## Source material
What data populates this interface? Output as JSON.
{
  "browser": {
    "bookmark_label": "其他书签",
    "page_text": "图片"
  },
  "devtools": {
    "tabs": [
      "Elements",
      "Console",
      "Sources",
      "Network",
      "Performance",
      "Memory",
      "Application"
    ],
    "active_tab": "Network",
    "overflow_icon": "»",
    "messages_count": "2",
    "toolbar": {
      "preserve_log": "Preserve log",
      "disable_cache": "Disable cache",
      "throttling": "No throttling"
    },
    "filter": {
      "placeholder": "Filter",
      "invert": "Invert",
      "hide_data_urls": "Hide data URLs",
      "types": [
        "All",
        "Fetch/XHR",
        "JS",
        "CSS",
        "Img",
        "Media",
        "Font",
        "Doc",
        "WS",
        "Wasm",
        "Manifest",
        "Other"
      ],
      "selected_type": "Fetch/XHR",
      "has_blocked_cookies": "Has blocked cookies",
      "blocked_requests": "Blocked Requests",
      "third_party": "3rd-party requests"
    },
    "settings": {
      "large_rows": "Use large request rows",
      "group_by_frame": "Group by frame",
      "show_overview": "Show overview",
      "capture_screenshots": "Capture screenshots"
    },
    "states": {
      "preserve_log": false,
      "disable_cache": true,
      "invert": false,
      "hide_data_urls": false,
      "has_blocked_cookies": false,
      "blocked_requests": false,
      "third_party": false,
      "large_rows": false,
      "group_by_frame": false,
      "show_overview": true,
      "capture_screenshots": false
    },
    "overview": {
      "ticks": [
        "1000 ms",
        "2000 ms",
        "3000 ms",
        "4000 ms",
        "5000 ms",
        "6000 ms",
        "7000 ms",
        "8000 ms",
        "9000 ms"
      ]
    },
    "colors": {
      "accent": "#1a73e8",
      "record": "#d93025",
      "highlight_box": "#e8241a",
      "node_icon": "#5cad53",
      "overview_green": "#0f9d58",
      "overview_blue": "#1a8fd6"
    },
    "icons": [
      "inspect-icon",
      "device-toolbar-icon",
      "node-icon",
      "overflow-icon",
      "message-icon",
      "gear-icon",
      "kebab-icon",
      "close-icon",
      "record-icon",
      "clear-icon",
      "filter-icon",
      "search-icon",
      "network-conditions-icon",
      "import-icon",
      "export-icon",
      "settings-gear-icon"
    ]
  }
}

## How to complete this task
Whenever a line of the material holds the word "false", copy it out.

## Exercise answer
      "preserve_log": false,
      "invert": false,
      "hide_data_urls": false,
      "has_blocked_cookies": false,
      "blocked_requests": false,
      "third_party": false,
      "large_rows": false,
      "group_by_frame": false,
      "capture_screenshots": false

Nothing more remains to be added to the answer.